Data records for software interfaces -
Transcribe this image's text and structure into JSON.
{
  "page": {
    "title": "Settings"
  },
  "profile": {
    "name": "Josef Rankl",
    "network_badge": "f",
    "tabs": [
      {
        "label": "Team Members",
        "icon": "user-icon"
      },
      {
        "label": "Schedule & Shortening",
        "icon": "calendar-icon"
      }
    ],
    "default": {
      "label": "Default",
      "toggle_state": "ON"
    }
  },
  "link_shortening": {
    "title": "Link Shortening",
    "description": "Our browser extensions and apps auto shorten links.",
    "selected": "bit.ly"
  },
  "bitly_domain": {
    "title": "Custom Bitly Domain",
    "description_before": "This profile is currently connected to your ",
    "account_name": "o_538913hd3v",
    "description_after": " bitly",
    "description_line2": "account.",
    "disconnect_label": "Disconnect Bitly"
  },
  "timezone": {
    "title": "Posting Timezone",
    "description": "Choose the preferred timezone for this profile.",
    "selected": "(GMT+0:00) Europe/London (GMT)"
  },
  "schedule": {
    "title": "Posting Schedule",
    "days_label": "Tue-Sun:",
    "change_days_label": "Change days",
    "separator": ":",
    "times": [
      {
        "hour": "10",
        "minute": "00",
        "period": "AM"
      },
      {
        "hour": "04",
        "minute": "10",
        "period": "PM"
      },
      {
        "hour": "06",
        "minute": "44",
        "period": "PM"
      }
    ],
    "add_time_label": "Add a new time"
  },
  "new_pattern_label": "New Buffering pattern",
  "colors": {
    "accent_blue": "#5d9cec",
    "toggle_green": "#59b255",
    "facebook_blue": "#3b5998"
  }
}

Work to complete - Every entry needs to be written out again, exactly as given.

Answer box -
Transcribe this image's text and structure into JSON.
{
  "page": {
    "title": "Settings"
  },
  "profile": {
    "name": "Josef Rankl",
    "network_badge": "f",
    "tabs": [
      {
        "label": "Team Members",
        "icon": "user-icon"
      },
      {
        "label": "Schedule & Shortening",
        "icon": "calendar-icon"
      }
    ],
    "default": {
      "label": "Default",
      "toggle_state": "ON"
    }
  },
  "link_shortening": {
    "title": "Link Shortening",
    "description": "Our browser extensions and apps auto shorten links.",
    "selected": "bit.ly"
  },
  "bitly_domain": {
    "title": "Custom Bitly Domain",
    "description_before": "This profile is currently connected to your ",
    "account_name": "o_538913hd3v",
    "description_after": " bitly",
    "description_line2": "account.",
    "disconnect_label": "Disconnect Bitly"
  },
  "timezone": {
    "title": "Posting Timezone",
    "description": "Choose the preferred timezone for this profile.",
    "selected": "(GMT+0:00) Europe/London (GMT)"
  },
  "schedule": {
    "title": "Posting Schedule",
    "days_label": "Tue-Sun:",
    "change_days_label": "Change days",
    "separator": ":",
    "times": [
      {
        "hour": "10",
        "minute": "00",
        "period": "AM"
      },
      {
        "hour": "04",
        "minute": "10",
        "period": "PM"
      },
      {
        "hour": "06",
        "minute": "44",
        "period": "PM"
      }
    ],
    "add_time_label": "Add a new time"
  },
  "new_pattern_label": "New Buffering pattern",
  "colors": {
    "accent_blue": "#5d9cec",
    "toggle_green": "#59b255",
    "facebook_blue": "#3b5998"
  }
}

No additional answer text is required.